[Interface dataset entries]
◆ ◆ ◆ ◆ ◆ ◆ ◆

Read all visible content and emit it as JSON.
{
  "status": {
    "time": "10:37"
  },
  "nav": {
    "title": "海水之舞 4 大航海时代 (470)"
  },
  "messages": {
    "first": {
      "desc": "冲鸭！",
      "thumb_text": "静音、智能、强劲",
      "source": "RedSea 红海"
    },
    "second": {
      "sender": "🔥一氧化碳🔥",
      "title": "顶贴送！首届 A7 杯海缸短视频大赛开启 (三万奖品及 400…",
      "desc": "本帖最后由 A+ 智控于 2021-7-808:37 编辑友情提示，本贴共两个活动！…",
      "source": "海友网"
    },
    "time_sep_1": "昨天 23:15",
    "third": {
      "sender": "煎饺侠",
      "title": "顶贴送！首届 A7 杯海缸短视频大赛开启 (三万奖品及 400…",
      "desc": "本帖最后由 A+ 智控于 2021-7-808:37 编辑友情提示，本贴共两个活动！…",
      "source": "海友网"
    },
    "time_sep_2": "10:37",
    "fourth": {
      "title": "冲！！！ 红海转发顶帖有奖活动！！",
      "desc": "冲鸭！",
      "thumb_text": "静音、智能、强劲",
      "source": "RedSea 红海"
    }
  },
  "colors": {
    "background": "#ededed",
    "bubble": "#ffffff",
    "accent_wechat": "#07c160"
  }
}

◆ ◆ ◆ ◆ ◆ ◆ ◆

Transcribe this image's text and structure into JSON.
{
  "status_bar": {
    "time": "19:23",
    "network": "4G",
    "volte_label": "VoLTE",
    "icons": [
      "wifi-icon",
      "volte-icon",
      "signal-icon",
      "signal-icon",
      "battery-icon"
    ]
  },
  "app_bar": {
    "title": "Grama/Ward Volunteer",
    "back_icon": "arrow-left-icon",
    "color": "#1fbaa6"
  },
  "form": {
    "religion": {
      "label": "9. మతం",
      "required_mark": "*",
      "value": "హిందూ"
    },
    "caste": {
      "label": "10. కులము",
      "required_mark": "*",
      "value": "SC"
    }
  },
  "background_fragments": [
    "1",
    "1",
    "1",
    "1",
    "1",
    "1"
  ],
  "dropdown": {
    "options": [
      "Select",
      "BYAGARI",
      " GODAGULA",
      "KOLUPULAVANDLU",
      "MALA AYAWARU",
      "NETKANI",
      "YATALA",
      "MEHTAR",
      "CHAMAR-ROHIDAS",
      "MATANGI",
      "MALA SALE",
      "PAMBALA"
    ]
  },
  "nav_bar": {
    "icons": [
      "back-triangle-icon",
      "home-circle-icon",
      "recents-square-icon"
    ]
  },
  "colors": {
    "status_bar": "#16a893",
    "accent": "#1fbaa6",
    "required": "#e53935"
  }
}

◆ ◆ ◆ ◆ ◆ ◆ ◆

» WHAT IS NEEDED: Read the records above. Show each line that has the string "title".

» SOLUTION FOR THIS EXERCISE:
    "title": "海水之舞 4 大航海时代 (470)"
      "title": "顶贴送！首届 A7 杯海缸短视频大赛开启 (三万奖品及 400…",
      "title": "顶贴送！首届 A7 杯海缸短视频大赛开启 (三万奖品及 400…",
      "title": "冲！！！ 红海转发顶帖有奖活动！！",
    "title": "Grama/Ward Volunteer",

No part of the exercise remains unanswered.